The answer must be a single number: how many lines in the records below contain the word "pages".

# Excerpted data
=== Begin Enclosure ===

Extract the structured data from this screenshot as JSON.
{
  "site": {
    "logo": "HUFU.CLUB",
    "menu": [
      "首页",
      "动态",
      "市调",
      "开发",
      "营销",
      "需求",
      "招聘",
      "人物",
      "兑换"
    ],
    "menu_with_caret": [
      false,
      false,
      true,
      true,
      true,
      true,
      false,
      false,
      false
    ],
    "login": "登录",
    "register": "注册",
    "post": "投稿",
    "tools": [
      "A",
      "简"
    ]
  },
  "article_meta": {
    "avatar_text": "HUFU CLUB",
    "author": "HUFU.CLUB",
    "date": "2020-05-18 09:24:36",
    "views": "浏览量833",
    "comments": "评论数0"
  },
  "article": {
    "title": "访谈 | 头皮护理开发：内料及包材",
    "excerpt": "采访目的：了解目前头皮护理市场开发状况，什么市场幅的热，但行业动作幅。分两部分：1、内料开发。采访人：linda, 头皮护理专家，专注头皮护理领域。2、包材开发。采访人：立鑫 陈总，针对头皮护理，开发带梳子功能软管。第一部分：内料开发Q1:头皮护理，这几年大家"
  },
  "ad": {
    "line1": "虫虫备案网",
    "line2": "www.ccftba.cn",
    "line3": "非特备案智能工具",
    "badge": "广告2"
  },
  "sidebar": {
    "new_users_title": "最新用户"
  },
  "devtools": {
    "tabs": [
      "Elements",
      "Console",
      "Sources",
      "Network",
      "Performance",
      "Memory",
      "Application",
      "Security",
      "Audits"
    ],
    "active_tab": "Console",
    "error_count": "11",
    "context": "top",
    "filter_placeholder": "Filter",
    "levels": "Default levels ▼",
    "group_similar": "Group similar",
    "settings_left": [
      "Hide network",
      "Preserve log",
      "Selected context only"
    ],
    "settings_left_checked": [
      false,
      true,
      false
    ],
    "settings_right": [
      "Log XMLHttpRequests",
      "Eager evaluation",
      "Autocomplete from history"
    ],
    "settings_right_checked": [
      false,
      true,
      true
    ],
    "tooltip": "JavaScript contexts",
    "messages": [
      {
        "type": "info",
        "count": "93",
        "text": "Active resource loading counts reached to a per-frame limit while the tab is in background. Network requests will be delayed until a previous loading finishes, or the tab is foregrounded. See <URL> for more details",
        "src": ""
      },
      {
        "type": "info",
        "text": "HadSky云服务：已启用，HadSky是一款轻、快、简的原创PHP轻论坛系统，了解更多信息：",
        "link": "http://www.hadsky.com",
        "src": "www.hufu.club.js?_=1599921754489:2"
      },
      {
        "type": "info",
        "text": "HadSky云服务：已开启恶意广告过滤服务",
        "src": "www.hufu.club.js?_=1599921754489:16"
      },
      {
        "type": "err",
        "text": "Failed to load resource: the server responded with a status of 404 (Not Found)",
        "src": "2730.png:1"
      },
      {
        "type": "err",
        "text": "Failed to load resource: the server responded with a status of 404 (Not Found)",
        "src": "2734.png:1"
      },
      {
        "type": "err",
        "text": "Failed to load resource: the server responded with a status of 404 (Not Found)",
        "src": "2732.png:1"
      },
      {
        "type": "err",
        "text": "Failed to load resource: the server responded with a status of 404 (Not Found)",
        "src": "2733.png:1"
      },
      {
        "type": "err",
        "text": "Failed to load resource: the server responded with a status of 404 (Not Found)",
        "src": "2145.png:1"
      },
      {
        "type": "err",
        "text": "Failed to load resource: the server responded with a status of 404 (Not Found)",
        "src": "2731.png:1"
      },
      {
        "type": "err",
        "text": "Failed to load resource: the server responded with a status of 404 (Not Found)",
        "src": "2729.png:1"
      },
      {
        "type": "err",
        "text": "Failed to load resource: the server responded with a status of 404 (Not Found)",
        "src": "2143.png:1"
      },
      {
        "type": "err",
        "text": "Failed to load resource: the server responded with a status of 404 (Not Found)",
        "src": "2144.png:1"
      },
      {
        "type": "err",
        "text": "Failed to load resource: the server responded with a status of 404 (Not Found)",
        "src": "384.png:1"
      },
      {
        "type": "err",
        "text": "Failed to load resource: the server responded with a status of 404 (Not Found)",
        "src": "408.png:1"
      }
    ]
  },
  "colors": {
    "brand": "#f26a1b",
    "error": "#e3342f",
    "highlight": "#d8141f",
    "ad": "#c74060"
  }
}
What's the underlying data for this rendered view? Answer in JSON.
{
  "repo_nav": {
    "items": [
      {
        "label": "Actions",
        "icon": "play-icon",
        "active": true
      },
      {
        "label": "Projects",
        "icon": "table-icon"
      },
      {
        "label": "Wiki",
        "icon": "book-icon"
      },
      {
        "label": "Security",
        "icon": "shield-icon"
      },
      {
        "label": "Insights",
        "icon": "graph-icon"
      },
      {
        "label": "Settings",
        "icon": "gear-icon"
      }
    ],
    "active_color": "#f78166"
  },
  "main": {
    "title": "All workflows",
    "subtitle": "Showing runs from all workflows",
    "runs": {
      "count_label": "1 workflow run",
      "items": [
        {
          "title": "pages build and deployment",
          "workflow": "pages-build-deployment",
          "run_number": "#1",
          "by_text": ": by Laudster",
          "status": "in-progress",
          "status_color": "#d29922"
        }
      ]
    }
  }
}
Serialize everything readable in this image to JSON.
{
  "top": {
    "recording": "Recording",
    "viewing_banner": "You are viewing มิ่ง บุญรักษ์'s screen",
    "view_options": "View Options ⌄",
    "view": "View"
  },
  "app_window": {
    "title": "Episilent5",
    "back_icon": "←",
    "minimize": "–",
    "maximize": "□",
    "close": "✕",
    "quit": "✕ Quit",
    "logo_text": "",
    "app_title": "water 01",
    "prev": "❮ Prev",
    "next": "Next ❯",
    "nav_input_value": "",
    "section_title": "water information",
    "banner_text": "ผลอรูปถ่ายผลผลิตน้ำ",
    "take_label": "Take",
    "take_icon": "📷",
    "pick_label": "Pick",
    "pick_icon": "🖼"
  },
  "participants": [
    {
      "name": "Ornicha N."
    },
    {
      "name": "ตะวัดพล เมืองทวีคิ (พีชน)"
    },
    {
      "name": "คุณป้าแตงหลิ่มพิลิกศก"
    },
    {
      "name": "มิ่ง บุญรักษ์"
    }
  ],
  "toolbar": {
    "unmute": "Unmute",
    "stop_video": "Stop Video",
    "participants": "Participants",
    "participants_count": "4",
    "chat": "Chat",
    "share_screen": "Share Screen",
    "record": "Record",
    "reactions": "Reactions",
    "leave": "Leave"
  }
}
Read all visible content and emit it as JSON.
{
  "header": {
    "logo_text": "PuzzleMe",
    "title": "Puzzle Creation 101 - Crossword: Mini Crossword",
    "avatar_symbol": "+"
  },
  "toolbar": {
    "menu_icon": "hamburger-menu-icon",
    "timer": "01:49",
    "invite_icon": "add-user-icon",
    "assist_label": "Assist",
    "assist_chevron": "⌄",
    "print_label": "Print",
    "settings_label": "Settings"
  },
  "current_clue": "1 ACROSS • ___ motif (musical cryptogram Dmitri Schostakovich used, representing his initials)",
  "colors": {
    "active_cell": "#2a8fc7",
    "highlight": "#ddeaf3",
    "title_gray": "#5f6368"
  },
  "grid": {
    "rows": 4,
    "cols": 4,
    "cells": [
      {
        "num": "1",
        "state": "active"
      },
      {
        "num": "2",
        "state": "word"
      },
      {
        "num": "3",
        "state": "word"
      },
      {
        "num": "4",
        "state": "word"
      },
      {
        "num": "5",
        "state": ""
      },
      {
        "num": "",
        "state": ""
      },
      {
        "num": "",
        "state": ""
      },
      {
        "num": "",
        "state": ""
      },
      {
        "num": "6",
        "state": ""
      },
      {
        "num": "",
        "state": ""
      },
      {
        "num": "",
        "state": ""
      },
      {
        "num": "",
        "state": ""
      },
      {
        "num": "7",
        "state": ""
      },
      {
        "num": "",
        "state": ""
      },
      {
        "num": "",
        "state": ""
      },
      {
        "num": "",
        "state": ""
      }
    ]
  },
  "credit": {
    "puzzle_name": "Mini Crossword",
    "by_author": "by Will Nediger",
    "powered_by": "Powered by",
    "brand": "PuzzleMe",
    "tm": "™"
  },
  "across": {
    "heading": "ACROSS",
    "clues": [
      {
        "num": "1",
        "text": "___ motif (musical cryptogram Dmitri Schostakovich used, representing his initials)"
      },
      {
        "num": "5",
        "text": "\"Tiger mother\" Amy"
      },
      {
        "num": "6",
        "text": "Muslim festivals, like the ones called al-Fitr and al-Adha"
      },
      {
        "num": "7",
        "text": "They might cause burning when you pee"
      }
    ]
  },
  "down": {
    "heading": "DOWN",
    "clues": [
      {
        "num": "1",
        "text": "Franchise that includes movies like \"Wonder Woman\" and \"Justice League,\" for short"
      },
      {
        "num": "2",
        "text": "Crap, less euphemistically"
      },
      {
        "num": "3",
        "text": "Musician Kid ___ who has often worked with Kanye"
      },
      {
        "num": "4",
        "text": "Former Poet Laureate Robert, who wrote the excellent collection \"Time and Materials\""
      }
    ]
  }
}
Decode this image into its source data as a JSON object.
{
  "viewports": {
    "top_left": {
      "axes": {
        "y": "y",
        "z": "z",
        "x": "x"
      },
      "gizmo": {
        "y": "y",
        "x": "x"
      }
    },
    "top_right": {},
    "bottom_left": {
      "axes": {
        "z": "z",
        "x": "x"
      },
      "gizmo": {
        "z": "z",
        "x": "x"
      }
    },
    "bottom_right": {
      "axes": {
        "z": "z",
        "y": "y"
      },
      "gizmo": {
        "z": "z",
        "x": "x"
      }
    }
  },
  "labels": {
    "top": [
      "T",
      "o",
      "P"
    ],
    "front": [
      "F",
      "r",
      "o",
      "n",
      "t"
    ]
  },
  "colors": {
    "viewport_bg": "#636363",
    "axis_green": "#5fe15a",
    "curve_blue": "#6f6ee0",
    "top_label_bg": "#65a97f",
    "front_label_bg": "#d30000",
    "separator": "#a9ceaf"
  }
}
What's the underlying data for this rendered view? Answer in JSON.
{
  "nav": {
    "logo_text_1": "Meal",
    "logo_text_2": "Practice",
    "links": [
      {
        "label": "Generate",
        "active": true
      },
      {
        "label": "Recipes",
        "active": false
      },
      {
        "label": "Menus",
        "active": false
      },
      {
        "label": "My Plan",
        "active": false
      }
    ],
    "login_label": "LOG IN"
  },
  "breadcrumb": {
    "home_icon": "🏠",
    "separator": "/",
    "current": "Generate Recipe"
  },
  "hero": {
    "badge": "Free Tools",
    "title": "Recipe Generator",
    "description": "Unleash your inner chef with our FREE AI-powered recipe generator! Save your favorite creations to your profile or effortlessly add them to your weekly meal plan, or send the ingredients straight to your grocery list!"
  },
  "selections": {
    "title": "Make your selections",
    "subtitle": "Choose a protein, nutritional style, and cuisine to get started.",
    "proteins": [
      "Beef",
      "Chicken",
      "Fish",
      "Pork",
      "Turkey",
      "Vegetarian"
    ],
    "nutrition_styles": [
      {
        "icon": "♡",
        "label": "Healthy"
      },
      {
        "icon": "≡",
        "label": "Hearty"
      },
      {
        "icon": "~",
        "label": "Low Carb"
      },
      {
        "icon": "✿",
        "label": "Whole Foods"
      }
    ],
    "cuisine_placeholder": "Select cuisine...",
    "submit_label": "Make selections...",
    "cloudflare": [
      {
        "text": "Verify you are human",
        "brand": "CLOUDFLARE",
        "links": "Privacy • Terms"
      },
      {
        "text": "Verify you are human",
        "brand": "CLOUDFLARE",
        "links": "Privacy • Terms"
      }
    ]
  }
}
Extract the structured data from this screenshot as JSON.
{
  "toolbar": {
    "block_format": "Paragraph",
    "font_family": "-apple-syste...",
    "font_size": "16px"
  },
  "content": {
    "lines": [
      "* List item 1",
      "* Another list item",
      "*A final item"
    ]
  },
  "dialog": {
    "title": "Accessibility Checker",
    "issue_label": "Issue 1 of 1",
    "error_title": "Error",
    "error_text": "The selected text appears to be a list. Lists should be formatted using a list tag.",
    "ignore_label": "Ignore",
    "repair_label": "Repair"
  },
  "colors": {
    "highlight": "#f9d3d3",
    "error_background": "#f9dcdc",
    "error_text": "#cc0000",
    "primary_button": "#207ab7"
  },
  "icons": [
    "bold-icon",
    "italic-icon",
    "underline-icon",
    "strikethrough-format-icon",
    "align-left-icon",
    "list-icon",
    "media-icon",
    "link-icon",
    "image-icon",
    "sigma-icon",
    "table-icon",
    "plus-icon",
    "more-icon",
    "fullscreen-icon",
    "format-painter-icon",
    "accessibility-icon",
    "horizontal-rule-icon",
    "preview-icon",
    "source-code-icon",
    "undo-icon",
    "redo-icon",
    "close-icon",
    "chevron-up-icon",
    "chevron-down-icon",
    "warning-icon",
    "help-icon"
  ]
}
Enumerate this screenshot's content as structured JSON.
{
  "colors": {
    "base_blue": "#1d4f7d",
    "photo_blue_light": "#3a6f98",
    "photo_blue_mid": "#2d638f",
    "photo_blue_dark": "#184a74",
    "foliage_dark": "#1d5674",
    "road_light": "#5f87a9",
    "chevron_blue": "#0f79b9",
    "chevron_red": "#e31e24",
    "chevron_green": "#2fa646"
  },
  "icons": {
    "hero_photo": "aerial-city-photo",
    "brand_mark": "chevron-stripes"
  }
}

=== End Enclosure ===

# Answer for the task
2